The influence of online reviews expands beyond website commerce. National retailer Sephora, have launched mobile app to help consumers consult online reviews while in their physical stores. In fact, in addition to its mobile app, online review terminals appear in many of Sephora’s stores, where consumers can read cosmetic reviews supplied by other consumers to help them make informed purchase decisions. Now it’s time to take off your foggles and research your competitors, and, in doing so, gain a deep appreciation for some external reference points. A great business practice that you can start during this analysis is to constantly review and revise vision on what’s happening in the marketplace. As you read your competitors’ reviews, ask yourself if there are elements to your own vision that are lacking. Once completed, given everything you’ve read about the way consumers view your business and the way they review your competitors, ask yourself why someone would choose to visit your business versus your competitors. If you’re having trouble answering, it might be time to revisit your vision.
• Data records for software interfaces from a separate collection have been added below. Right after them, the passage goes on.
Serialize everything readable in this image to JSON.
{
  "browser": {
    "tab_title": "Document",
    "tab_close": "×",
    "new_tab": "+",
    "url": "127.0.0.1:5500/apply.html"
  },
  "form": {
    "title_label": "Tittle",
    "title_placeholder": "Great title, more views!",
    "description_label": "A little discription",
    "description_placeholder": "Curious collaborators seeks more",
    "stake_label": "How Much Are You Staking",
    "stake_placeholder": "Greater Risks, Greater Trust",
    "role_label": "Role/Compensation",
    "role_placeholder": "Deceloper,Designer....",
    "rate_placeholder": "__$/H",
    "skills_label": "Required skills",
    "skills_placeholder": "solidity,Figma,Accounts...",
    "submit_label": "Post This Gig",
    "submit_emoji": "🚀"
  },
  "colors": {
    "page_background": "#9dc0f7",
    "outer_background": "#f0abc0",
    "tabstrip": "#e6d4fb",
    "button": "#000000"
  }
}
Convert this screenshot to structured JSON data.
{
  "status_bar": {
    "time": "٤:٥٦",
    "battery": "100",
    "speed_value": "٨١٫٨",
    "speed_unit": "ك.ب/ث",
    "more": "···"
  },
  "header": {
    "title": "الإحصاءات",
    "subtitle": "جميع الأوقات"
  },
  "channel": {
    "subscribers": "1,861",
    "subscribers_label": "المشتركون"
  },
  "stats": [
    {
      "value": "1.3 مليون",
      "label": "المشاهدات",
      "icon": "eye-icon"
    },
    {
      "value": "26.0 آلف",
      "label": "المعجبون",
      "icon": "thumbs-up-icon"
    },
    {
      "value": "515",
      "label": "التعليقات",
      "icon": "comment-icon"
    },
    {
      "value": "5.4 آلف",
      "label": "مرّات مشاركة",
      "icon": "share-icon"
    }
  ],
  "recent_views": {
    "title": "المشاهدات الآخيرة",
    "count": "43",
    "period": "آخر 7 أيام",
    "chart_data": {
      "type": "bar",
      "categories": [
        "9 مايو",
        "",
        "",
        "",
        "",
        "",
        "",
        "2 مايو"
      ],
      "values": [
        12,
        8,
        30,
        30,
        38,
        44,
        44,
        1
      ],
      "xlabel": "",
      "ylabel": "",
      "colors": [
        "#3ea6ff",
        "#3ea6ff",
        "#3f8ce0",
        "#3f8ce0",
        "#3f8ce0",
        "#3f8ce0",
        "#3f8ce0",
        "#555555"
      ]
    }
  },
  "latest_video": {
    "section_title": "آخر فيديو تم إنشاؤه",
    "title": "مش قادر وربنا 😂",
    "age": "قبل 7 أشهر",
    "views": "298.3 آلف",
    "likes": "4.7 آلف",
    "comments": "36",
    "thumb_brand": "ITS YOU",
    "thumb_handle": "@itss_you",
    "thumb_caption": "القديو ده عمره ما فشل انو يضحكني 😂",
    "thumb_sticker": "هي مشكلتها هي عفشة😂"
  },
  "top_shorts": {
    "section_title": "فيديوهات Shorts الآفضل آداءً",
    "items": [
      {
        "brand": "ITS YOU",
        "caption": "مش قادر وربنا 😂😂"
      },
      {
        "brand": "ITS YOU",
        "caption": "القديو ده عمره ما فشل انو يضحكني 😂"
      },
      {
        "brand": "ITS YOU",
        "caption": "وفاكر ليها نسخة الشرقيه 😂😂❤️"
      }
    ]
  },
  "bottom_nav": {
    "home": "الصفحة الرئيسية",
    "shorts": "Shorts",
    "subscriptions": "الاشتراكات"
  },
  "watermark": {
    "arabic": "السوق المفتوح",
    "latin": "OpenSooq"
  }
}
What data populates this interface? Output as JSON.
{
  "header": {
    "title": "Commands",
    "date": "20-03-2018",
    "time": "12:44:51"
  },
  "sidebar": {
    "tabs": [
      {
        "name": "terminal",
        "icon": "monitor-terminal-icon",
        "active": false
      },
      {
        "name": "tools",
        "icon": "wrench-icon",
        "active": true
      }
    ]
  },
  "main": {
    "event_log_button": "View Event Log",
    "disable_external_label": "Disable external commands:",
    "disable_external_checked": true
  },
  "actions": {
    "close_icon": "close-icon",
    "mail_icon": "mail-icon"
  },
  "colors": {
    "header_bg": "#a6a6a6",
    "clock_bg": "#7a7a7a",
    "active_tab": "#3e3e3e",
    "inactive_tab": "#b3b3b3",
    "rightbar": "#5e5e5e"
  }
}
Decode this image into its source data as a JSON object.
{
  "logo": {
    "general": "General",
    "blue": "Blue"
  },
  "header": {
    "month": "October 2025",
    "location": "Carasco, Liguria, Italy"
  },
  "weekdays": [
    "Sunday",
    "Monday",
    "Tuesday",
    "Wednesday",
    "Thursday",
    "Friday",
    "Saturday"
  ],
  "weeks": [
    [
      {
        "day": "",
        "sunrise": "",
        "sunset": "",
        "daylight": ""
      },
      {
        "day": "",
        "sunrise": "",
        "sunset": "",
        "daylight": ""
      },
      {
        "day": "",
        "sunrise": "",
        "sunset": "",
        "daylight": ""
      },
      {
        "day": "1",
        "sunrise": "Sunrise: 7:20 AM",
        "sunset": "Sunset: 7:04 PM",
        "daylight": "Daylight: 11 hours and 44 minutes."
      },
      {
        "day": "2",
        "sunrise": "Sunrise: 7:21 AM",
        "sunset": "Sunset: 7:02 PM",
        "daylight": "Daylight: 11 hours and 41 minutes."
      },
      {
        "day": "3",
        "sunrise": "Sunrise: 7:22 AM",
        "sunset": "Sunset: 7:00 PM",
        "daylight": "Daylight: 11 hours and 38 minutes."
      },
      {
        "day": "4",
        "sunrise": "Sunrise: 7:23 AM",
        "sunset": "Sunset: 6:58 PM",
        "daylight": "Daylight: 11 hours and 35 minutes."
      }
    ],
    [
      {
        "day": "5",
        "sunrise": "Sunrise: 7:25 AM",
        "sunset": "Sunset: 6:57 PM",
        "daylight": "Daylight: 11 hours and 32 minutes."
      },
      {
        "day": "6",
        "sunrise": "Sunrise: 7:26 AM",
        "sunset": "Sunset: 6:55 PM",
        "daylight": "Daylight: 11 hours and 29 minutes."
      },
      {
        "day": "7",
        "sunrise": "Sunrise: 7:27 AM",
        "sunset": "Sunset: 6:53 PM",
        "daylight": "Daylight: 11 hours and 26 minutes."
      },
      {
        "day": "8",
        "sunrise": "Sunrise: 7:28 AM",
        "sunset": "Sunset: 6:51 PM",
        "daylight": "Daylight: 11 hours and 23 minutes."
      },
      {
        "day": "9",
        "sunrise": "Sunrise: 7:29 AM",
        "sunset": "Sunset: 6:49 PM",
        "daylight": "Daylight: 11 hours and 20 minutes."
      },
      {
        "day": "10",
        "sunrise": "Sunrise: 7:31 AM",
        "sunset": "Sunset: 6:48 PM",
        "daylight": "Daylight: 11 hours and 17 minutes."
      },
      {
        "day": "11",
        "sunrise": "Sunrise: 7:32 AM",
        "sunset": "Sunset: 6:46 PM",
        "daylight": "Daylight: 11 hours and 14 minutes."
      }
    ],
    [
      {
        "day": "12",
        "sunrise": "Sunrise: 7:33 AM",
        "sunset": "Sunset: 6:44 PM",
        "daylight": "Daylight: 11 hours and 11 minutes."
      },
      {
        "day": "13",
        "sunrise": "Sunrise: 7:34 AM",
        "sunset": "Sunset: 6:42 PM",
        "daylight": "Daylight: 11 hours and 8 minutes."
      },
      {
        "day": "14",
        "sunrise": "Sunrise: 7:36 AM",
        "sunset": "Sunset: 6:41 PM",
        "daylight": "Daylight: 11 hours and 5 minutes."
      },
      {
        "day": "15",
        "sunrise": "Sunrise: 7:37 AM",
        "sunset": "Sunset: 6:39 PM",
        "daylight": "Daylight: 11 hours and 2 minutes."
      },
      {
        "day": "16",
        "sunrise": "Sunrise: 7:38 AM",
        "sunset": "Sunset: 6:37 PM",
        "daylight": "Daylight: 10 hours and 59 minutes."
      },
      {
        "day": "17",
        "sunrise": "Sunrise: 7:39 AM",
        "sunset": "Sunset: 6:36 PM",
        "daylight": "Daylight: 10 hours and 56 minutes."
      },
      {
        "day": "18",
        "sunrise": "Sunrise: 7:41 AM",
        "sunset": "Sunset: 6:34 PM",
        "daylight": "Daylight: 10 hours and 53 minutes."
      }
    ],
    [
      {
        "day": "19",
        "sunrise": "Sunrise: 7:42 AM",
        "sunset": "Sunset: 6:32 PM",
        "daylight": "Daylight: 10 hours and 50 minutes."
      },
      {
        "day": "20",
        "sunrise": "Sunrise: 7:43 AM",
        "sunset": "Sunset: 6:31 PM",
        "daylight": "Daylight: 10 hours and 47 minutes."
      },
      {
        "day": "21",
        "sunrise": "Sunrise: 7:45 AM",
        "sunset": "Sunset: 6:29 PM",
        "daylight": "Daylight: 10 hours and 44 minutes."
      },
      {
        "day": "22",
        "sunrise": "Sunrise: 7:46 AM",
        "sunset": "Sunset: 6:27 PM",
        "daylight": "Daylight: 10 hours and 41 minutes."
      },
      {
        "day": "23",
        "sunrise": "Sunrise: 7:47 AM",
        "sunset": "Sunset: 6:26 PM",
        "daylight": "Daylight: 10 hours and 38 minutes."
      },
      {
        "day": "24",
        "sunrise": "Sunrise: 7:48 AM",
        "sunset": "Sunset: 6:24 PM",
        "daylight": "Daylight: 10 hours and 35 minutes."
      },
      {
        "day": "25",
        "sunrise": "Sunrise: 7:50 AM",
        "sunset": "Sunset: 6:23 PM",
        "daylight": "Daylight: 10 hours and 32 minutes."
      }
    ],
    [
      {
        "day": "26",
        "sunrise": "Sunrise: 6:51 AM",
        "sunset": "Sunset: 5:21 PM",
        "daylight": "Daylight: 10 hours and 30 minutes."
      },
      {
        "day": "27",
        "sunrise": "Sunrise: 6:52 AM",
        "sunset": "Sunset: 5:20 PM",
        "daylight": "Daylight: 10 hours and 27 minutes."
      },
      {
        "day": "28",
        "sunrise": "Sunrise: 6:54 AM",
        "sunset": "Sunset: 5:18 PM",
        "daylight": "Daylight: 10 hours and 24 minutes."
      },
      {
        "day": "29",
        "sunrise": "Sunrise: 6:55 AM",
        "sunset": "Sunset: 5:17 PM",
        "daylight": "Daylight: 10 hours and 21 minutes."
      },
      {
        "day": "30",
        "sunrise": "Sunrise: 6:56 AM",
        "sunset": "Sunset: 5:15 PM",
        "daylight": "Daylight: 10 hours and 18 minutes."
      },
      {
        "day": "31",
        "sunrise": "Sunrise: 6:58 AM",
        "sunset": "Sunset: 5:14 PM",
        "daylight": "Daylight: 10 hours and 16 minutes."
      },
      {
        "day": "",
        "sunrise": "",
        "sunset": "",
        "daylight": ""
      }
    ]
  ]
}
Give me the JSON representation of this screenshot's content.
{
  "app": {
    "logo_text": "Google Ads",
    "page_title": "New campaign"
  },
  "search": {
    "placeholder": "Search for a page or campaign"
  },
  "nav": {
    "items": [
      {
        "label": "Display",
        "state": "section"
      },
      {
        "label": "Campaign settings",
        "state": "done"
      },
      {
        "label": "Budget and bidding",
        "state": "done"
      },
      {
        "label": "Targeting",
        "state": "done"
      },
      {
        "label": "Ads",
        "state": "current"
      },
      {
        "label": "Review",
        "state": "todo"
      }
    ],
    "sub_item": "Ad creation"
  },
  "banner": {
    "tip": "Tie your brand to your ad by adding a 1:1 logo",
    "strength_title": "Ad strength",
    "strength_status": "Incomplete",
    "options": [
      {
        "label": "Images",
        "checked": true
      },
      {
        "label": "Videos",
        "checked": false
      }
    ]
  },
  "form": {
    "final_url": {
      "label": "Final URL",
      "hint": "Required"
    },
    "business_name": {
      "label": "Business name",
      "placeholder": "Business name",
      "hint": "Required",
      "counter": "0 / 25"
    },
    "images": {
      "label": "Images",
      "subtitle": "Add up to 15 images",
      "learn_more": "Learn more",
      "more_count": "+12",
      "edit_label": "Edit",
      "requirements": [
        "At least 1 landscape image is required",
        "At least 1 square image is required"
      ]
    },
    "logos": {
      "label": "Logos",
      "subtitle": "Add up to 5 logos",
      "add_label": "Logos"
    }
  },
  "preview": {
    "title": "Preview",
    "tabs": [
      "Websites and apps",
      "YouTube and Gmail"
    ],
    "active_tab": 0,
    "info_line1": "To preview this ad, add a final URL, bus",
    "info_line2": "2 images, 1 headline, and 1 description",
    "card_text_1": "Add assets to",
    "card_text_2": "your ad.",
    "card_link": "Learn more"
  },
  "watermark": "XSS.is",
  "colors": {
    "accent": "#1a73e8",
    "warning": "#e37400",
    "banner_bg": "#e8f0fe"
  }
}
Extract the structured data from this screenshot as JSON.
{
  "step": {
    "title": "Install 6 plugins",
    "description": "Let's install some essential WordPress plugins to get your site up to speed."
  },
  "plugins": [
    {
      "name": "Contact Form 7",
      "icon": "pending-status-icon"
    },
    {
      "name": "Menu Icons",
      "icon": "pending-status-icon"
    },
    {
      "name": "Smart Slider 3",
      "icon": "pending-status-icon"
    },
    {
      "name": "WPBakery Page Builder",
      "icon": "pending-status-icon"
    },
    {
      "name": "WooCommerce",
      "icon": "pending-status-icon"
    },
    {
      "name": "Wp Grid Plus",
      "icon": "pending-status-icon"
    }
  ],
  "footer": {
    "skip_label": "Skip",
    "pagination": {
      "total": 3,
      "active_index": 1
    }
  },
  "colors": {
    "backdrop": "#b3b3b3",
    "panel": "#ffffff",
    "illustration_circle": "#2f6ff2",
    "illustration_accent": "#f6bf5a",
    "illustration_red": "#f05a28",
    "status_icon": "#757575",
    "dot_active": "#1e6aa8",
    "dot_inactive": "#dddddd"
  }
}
As philosopher George Santayana stated, “Those who cannot remember the past are condemned to repeat it.” That lesson is specifically applicable to this practice of online review competitive analysis. Along with analyzing your competitors who are thriving, you should think about doing a postmodern analysis on businesses in your sector that didn’t make it. Now ask yourself a question: what about my vision sets my business apart from everyone else in my field? If your answer is “nothing,” then it’s time to dream bigger. In my research on businesses, I have discovered that the owners are all incredibly passionate about the product or service that they present. The success to delivering on your passion is to make the end point of what you want your business to be as vivid as possible. If you’re a hotel proprietor, think about how your guests’ every concern is addressed even before they mention it, or how you’ve drawn guests out of their rooms to interact with staff so that they feel an emotional connection to your hotel. If you have a cafĂ©, imagine who the customers feel as they’re greeted when they walk into your shop. What specifically keeps your customers coming back every morning on their way into office?